Component data from apps and pages:

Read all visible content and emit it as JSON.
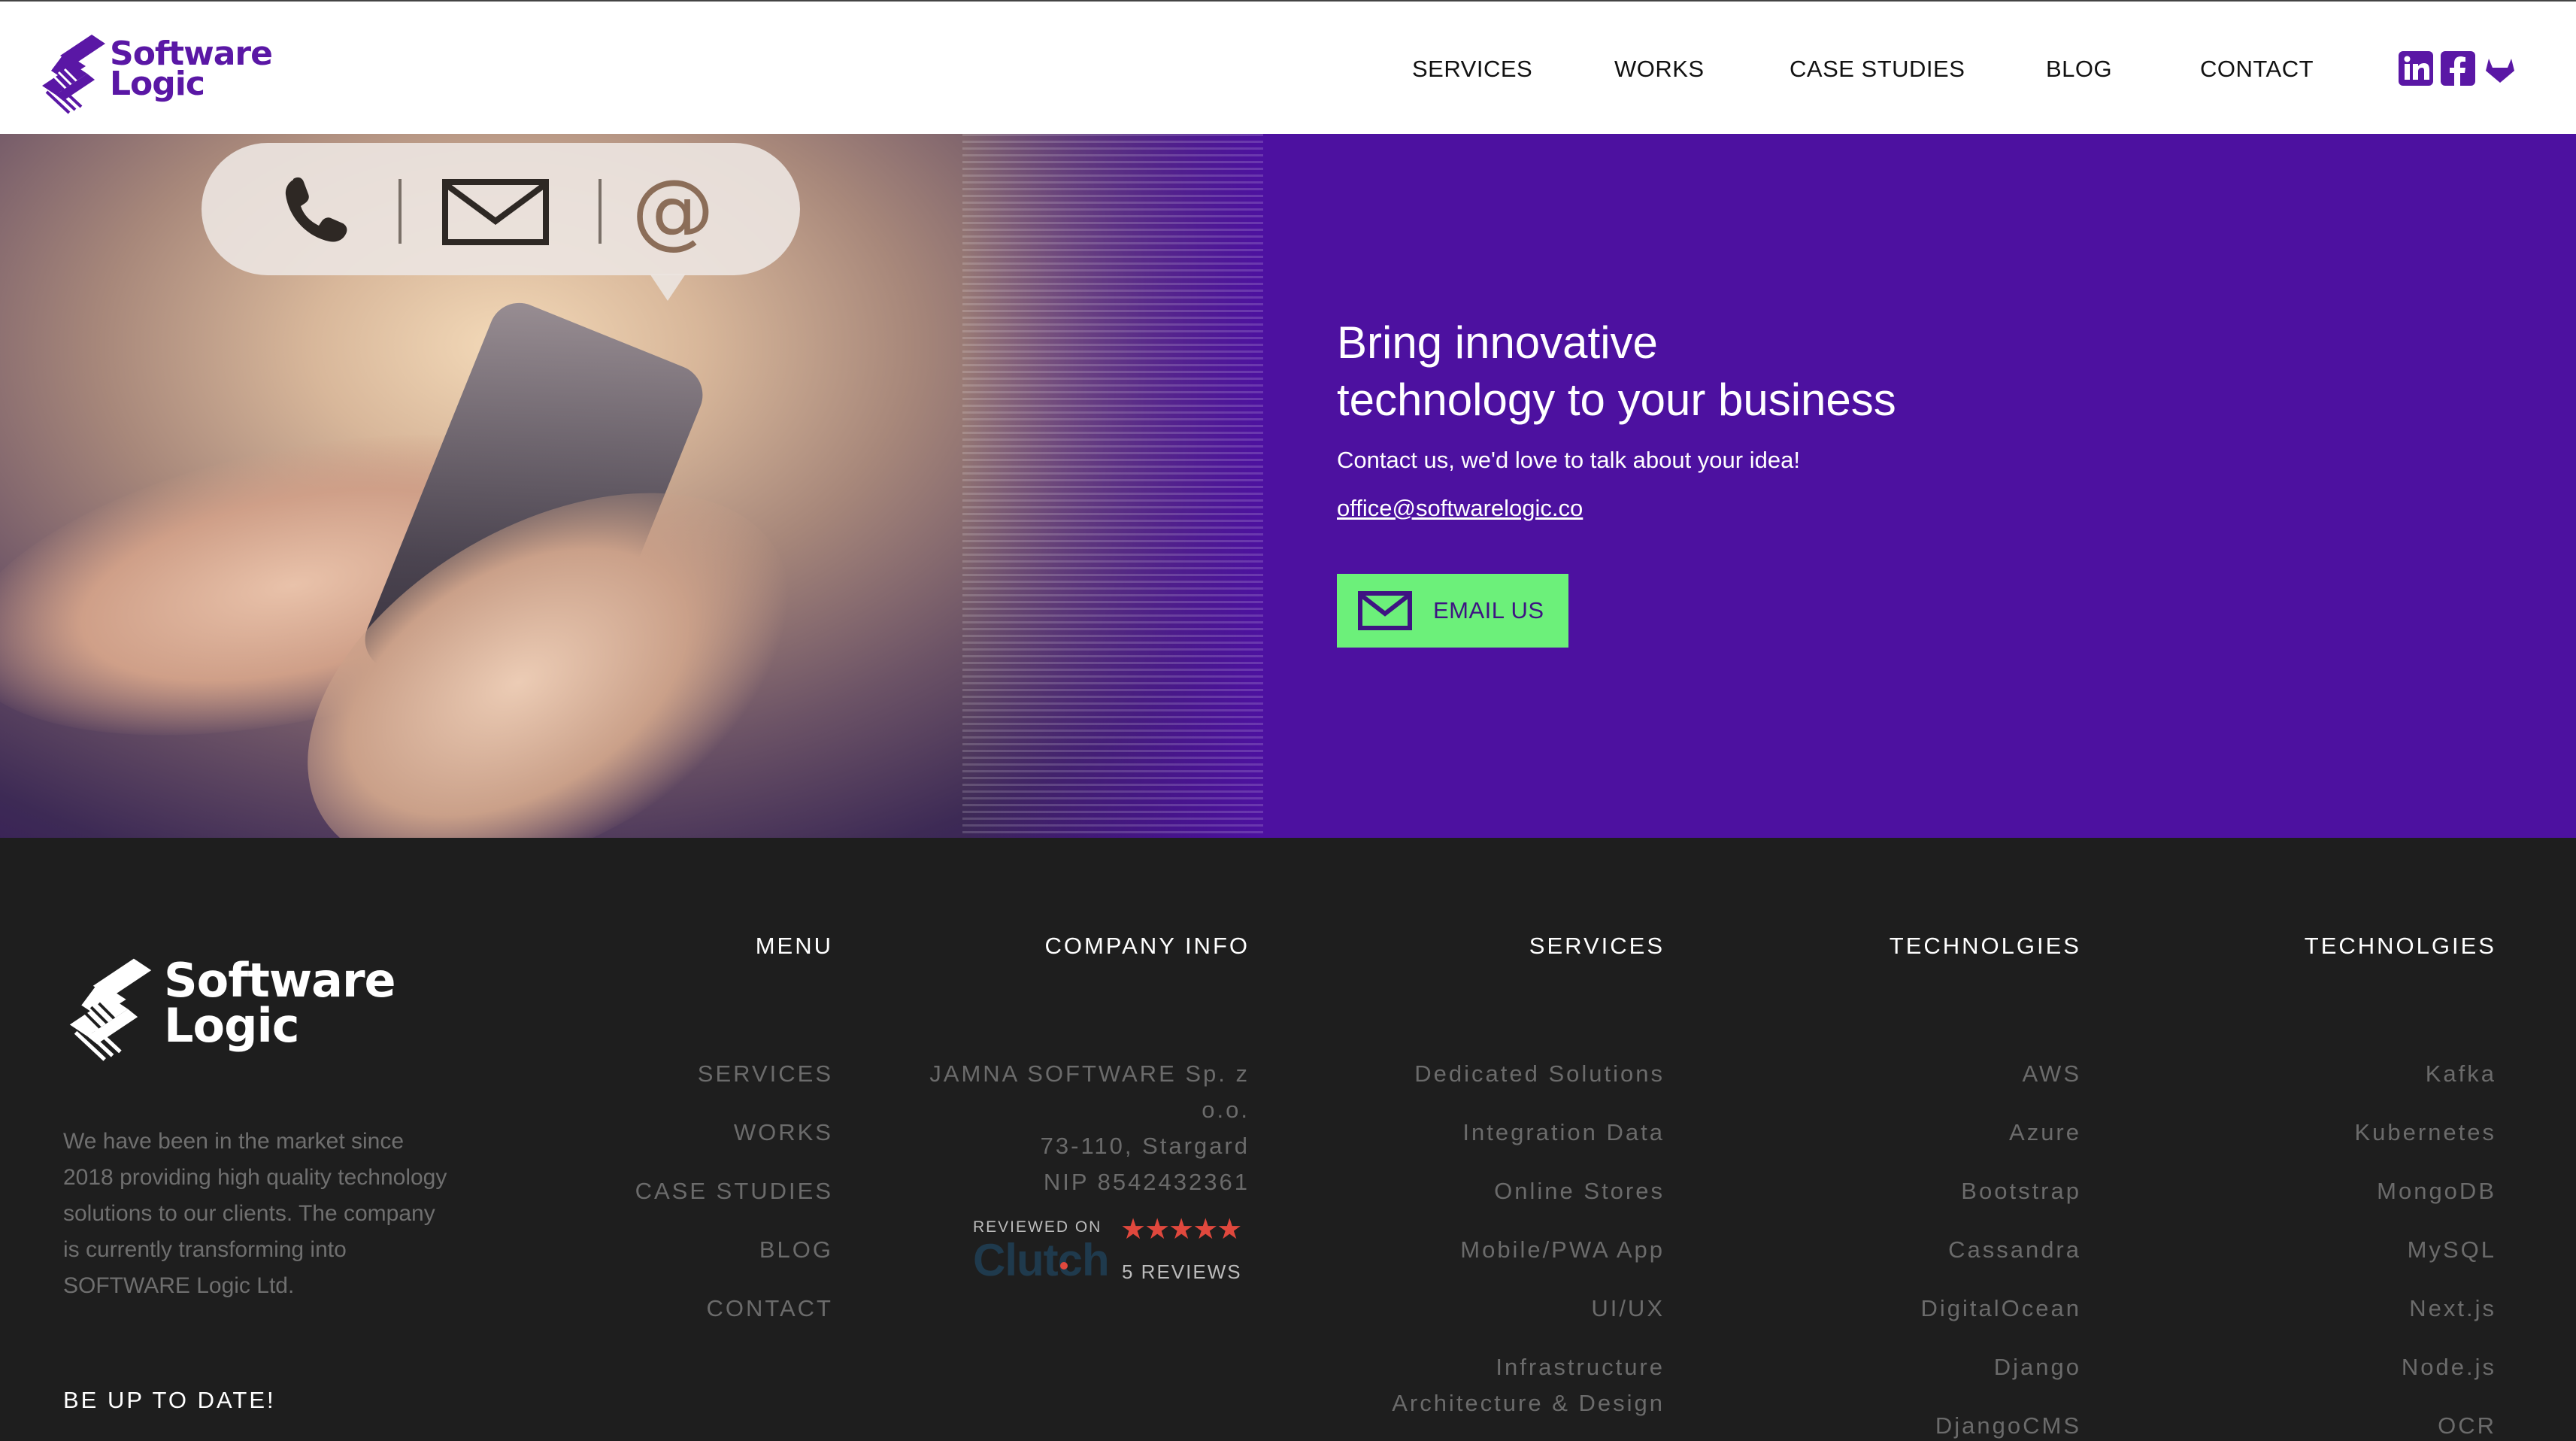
{
  "header": {
    "logo_line1": "Software",
    "logo_line2": "Logic",
    "nav": [
      {
        "label": "SERVICES"
      },
      {
        "label": "WORKS"
      },
      {
        "label": "CASE STUDIES"
      },
      {
        "label": "BLOG"
      },
      {
        "label": "CONTACT"
      }
    ],
    "social_icons": [
      "linkedin-icon",
      "facebook-icon",
      "gitlab-icon"
    ],
    "brand_color": "#5a17a5"
  },
  "hero": {
    "title_line1": "Bring innovative",
    "title_line2": "technology to your business",
    "subtitle": "Contact us, we'd love to talk about your idea!",
    "email": "office@softwarelogic.co",
    "button_label": "EMAIL US",
    "bg_color": "#4d11a0",
    "button_color": "#6cf07a",
    "image_icons": [
      "phone-icon",
      "envelope-icon",
      "at-sign-icon"
    ]
  },
  "footer": {
    "logo_line1": "Software",
    "logo_line2": "Logic",
    "about": "We have been in the market since 2018 providing high quality technology solutions to our clients. The company is currently transforming into SOFTWARE Logic Ltd.",
    "update_title": "BE UP TO DATE!",
    "menu": {
      "title": "MENU",
      "items": [
        "SERVICES",
        "WORKS",
        "CASE STUDIES",
        "BLOG",
        "CONTACT"
      ]
    },
    "company": {
      "title": "COMPANY INFO",
      "line1": "JAMNA SOFTWARE Sp. z",
      "line2": "o.o.",
      "line3": "73-110, Stargard",
      "line4": "NIP 8542432361"
    },
    "clutch": {
      "reviewed_on": "REVIEWED ON",
      "brand": "Clutch",
      "stars": "★★★★★",
      "reviews": "5 REVIEWS"
    },
    "services": {
      "title": "SERVICES",
      "items": [
        "Dedicated Solutions",
        "Integration Data",
        "Online Stores",
        "Mobile/PWA App",
        "UI/UX",
        "Infrastructure",
        "Architecture & Design"
      ]
    },
    "tech1": {
      "title": "TECHNOLGIES",
      "items": [
        "AWS",
        "Azure",
        "Bootstrap",
        "Cassandra",
        "DigitalOcean",
        "Django",
        "DjangoCMS"
      ]
    },
    "tech2": {
      "title": "TECHNOLGIES",
      "items": [
        "Kafka",
        "Kubernetes",
        "MongoDB",
        "MySQL",
        "Next.js",
        "Node.js",
        "OCR"
      ]
    }
  }
}
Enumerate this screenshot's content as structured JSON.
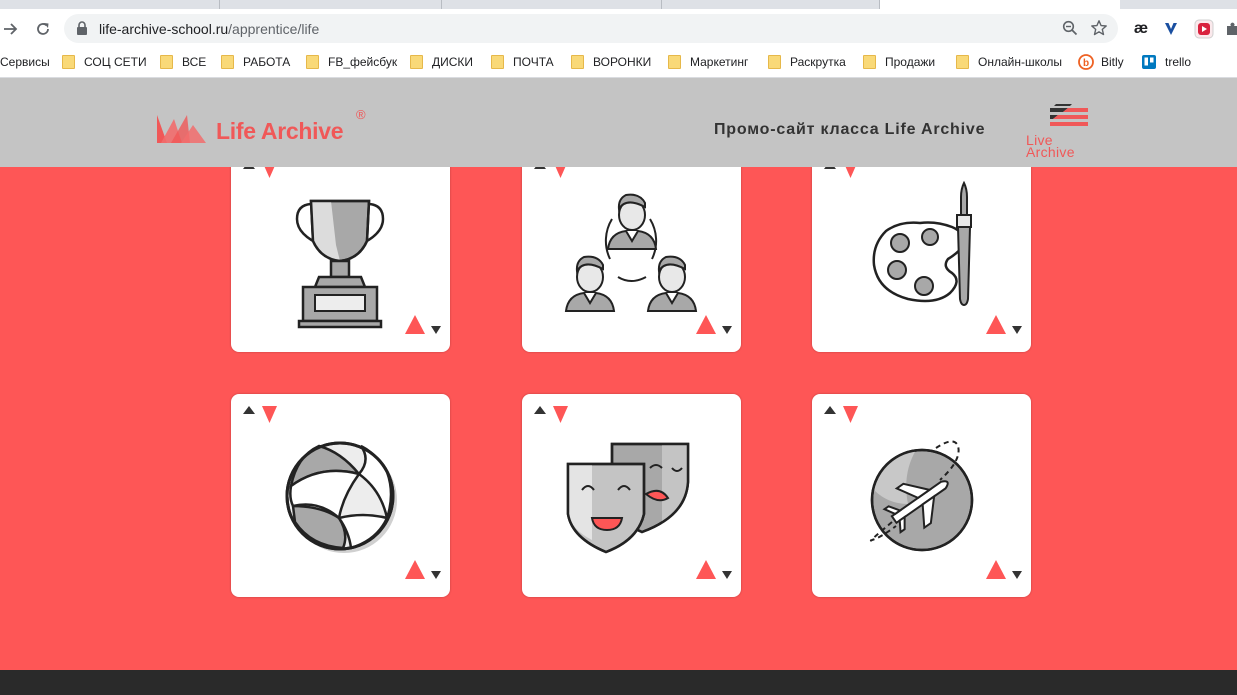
{
  "browser": {
    "url_host": "life-archive-school.ru",
    "url_path": "/apprentice/life"
  },
  "bookmarks": [
    {
      "label": "Сервисы",
      "type": "apps"
    },
    {
      "label": "СОЦ СЕТИ",
      "type": "folder"
    },
    {
      "label": "ВСЕ",
      "type": "folder"
    },
    {
      "label": "РАБОТА",
      "type": "folder"
    },
    {
      "label": "FB_фейсбук",
      "type": "folder"
    },
    {
      "label": "ДИСКИ",
      "type": "folder"
    },
    {
      "label": "ПОЧТА",
      "type": "folder"
    },
    {
      "label": "ВОРОНКИ",
      "type": "folder"
    },
    {
      "label": "Маркетинг",
      "type": "folder"
    },
    {
      "label": "Раскрутка",
      "type": "folder"
    },
    {
      "label": "Продажи",
      "type": "folder"
    },
    {
      "label": "Онлайн-школы",
      "type": "folder"
    },
    {
      "label": "Bitly",
      "type": "bitly"
    },
    {
      "label": "trello",
      "type": "trello"
    }
  ],
  "header": {
    "logo_text": "Life Archive",
    "logo_reg": "®",
    "promo_text": "Промо-сайт класса Life Archive",
    "live_line1": "Live",
    "live_line2": "Archive"
  },
  "cards": [
    {
      "icon": "trophy-icon"
    },
    {
      "icon": "team-network-icon"
    },
    {
      "icon": "paint-palette-icon"
    },
    {
      "icon": "volleyball-icon"
    },
    {
      "icon": "theater-masks-icon"
    },
    {
      "icon": "globe-airplane-icon"
    }
  ],
  "colors": {
    "accent": "#fe5656",
    "header_bg": "#c4c4c4",
    "footer_bg": "#2a2a2a",
    "logo": "#f05858"
  }
}
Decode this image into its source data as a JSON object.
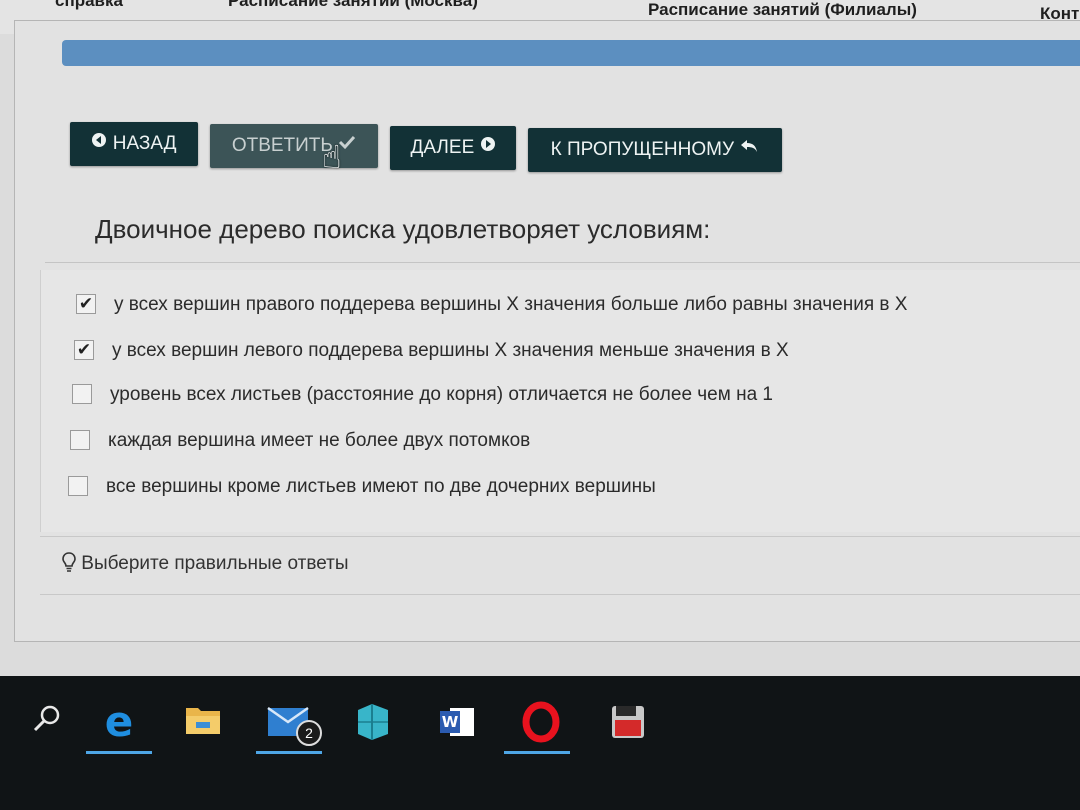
{
  "topnav": {
    "help": "справка",
    "schedule_moscow": "Расписание занятий (Москва)",
    "schedule_branches": "Расписание занятий (Филиалы)",
    "contacts": "Конт"
  },
  "toolbar": {
    "back_label": "НАЗАД",
    "answer_label": "ОТВЕТИТЬ",
    "next_label": "ДАЛЕЕ",
    "skipped_label": "К ПРОПУЩЕННОМУ"
  },
  "question": {
    "text": "Двоичное дерево поиска удовлетворяет условиям:",
    "options": [
      {
        "label": "у всех вершин правого поддерева вершины X значения больше либо равны значения в X",
        "checked": true
      },
      {
        "label": "у всех вершин левого поддерева вершины X значения меньше значения в X",
        "checked": true
      },
      {
        "label": "уровень всех листьев (расстояние до корня) отличается не более чем на 1",
        "checked": false
      },
      {
        "label": "каждая вершина имеет не более двух потомков",
        "checked": false
      },
      {
        "label": "все вершины кроме листьев имеют по две дочерних вершины",
        "checked": false
      }
    ],
    "hint": "Выберите правильные ответы"
  },
  "taskbar": {
    "mail_badge": "2",
    "items": [
      "search-icon",
      "edge-icon",
      "file-explorer-icon",
      "mail-icon",
      "azure-icon",
      "word-icon",
      "opera-icon",
      "save-app-icon"
    ]
  },
  "colors": {
    "button_bg": "#123136",
    "progress_bar": "#5c8fc0",
    "taskbar_bg": "#101416",
    "taskbar_active": "#4ea6e6"
  }
}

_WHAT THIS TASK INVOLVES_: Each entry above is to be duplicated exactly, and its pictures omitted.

_EXERCISE RESPONSE_:
Read all visible content and emit it as JSON.
{
  "header": {
    "logo_line1": "Software",
    "logo_line2": "Logic",
    "nav": [
      {
        "label": "SERVICES"
      },
      {
        "label": "WORKS"
      },
      {
        "label": "CASE STUDIES"
      },
      {
        "label": "BLOG"
      },
      {
        "label": "CONTACT"
      }
    ],
    "social_icons": [
      "linkedin-icon",
      "facebook-icon",
      "gitlab-icon"
    ],
    "brand_color": "#5a17a5"
  },
  "hero": {
    "title_line1": "Bring innovative",
    "title_line2": "technology to your business",
    "subtitle": "Contact us, we'd love to talk about your idea!",
    "email": "office@softwarelogic.co",
    "button_label": "EMAIL US",
    "bg_color": "#4d11a0",
    "button_color": "#6cf07a",
    "image_icons": [
      "phone-icon",
      "envelope-icon",
      "at-sign-icon"
    ]
  },
  "footer": {
    "logo_line1": "Software",
    "logo_line2": "Logic",
    "about": "We have been in the market since 2018 providing high quality technology solutions to our clients. The company is currently transforming into SOFTWARE Logic Ltd.",
    "update_title": "BE UP TO DATE!",
    "menu": {
      "title": "MENU",
      "items": [
        "SERVICES",
        "WORKS",
        "CASE STUDIES",
        "BLOG",
        "CONTACT"
      ]
    },
    "company": {
      "title": "COMPANY INFO",
      "line1": "JAMNA SOFTWARE Sp. z",
      "line2": "o.o.",
      "line3": "73-110, Stargard",
      "line4": "NIP 8542432361"
    },
    "clutch": {
      "reviewed_on": "REVIEWED ON",
      "brand": "Clutch",
      "stars": "★★★★★",
      "reviews": "5 REVIEWS"
    },
    "services": {
      "title": "SERVICES",
      "items": [
        "Dedicated Solutions",
        "Integration Data",
        "Online Stores",
        "Mobile/PWA App",
        "UI/UX",
        "Infrastructure",
        "Architecture & Design"
      ]
    },
    "tech1": {
      "title": "TECHNOLGIES",
      "items": [
        "AWS",
        "Azure",
        "Bootstrap",
        "Cassandra",
        "DigitalOcean",
        "Django",
        "DjangoCMS"
      ]
    },
    "tech2": {
      "title": "TECHNOLGIES",
      "items": [
        "Kafka",
        "Kubernetes",
        "MongoDB",
        "MySQL",
        "Next.js",
        "Node.js",
        "OCR"
      ]
    }
  }
}
Enumerate this screenshot's content as structured JSON.
{
  "browser": {
    "url_host": "life-archive-school.ru",
    "url_path": "/apprentice/life"
  },
  "bookmarks": [
    {
      "label": "Сервисы",
      "type": "apps"
    },
    {
      "label": "СОЦ СЕТИ",
      "type": "folder"
    },
    {
      "label": "ВСЕ",
      "type": "folder"
    },
    {
      "label": "РАБОТА",
      "type": "folder"
    },
    {
      "label": "FB_фейсбук",
      "type": "folder"
    },
    {
      "label": "ДИСКИ",
      "type": "folder"
    },
    {
      "label": "ПОЧТА",
      "type": "folder"
    },
    {
      "label": "ВОРОНКИ",
      "type": "folder"
    },
    {
      "label": "Маркетинг",
      "type": "folder"
    },
    {
      "label": "Раскрутка",
      "type": "folder"
    },
    {
      "label": "Продажи",
      "type": "folder"
    },
    {
      "label": "Онлайн-школы",
      "type": "folder"
    },
    {
      "label": "Bitly",
      "type": "bitly"
    },
    {
      "label": "trello",
      "type": "trello"
    }
  ],
  "header": {
    "logo_text": "Life Archive",
    "logo_reg": "®",
    "promo_text": "Промо-сайт класса Life Archive",
    "live_line1": "Live",
    "live_line2": "Archive"
  },
  "cards": [
    {
      "icon": "trophy-icon"
    },
    {
      "icon": "team-network-icon"
    },
    {
      "icon": "paint-palette-icon"
    },
    {
      "icon": "volleyball-icon"
    },
    {
      "icon": "theater-masks-icon"
    },
    {
      "icon": "globe-airplane-icon"
    }
  ],
  "colors": {
    "accent": "#fe5656",
    "header_bg": "#c4c4c4",
    "footer_bg": "#2a2a2a",
    "logo": "#f05858"
  }
}
Decode this image into its source data as a JSON object.
{
  "topnav": {
    "help": "справка",
    "schedule_moscow": "Расписание занятий (Москва)",
    "schedule_branches": "Расписание занятий (Филиалы)",
    "contacts": "Конт"
  },
  "toolbar": {
    "back_label": "НАЗАД",
    "answer_label": "ОТВЕТИТЬ",
    "next_label": "ДАЛЕЕ",
    "skipped_label": "К ПРОПУЩЕННОМУ"
  },
  "question": {
    "text": "Двоичное дерево поиска удовлетворяет условиям:",
    "options": [
      {
        "label": "у всех вершин правого поддерева вершины X значения больше либо равны значения в X",
        "checked": true
      },
      {
        "label": "у всех вершин левого поддерева вершины X значения меньше значения в X",
        "checked": true
      },
      {
        "label": "уровень всех листьев (расстояние до корня) отличается не более чем на 1",
        "checked": false
      },
      {
        "label": "каждая вершина имеет не более двух потомков",
        "checked": false
      },
      {
        "label": "все вершины кроме листьев имеют по две дочерних вершины",
        "checked": false
      }
    ],
    "hint": "Выберите правильные ответы"
  },
  "taskbar": {
    "mail_badge": "2",
    "items": [
      "search-icon",
      "edge-icon",
      "file-explorer-icon",
      "mail-icon",
      "azure-icon",
      "word-icon",
      "opera-icon",
      "save-app-icon"
    ]
  },
  "colors": {
    "button_bg": "#123136",
    "progress_bar": "#5c8fc0",
    "taskbar_bg": "#101416",
    "taskbar_active": "#4ea6e6"
  }
}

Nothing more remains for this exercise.